Each line of the listing that includes "from" should be reported.

Data provided section start

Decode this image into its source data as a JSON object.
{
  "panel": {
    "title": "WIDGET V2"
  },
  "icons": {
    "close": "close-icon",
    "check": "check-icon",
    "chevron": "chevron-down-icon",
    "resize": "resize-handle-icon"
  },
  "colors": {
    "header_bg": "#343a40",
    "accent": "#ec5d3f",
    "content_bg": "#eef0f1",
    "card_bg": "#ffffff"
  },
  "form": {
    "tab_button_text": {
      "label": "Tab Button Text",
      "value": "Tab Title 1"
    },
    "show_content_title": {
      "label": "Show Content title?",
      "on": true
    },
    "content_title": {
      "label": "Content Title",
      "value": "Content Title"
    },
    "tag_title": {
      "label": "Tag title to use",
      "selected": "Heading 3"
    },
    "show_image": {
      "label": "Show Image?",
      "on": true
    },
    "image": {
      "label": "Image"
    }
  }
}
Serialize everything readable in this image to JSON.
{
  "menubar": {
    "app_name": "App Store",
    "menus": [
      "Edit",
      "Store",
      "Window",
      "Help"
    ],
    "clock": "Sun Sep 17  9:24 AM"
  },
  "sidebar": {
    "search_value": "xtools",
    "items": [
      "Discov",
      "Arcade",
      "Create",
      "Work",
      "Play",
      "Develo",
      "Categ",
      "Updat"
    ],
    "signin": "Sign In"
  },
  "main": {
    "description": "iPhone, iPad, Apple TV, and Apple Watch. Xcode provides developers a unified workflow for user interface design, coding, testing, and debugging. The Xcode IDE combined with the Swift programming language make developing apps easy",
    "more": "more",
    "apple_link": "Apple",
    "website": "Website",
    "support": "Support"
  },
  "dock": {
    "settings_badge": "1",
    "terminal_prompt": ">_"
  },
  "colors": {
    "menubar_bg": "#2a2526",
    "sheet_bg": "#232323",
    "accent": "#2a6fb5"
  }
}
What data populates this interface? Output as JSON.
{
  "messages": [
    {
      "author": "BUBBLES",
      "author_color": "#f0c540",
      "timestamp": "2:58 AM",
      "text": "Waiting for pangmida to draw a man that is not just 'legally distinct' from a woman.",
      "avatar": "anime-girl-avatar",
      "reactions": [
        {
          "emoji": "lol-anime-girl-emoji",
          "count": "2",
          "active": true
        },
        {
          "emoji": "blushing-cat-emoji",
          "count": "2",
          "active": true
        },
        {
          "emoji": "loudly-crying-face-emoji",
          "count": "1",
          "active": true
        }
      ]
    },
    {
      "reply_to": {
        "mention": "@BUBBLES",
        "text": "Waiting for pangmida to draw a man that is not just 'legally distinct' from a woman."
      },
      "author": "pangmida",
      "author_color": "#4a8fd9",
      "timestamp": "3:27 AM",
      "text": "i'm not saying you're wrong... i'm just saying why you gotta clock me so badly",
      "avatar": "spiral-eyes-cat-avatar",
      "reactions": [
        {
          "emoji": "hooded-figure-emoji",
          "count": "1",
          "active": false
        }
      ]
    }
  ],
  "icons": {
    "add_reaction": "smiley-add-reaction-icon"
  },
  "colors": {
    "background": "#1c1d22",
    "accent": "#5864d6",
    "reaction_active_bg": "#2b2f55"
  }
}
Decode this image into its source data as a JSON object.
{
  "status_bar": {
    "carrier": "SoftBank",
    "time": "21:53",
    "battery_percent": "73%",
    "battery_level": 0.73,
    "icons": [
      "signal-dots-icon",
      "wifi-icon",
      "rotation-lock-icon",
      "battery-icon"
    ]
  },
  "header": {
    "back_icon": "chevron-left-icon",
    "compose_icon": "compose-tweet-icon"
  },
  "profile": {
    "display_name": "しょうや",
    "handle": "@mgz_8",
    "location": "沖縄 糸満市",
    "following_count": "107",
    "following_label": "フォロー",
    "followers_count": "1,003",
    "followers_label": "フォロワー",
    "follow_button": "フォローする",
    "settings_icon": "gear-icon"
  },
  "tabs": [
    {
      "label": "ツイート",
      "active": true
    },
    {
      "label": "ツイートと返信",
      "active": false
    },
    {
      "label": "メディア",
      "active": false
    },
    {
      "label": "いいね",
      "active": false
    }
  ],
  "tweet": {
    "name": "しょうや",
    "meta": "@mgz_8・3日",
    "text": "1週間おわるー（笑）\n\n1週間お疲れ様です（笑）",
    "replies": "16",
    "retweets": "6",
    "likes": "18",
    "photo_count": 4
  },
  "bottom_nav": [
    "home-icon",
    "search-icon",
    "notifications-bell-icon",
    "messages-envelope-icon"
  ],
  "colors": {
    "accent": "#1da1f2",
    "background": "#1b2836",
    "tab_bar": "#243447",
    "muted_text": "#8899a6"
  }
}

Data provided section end

■ **Solved exercise**:
      "text": "Waiting for pangmida to draw a man that is not just 'legally distinct' from a woman.",
        "text": "Waiting for pangmida to draw a man that is not just 'legally distinct' from a woman."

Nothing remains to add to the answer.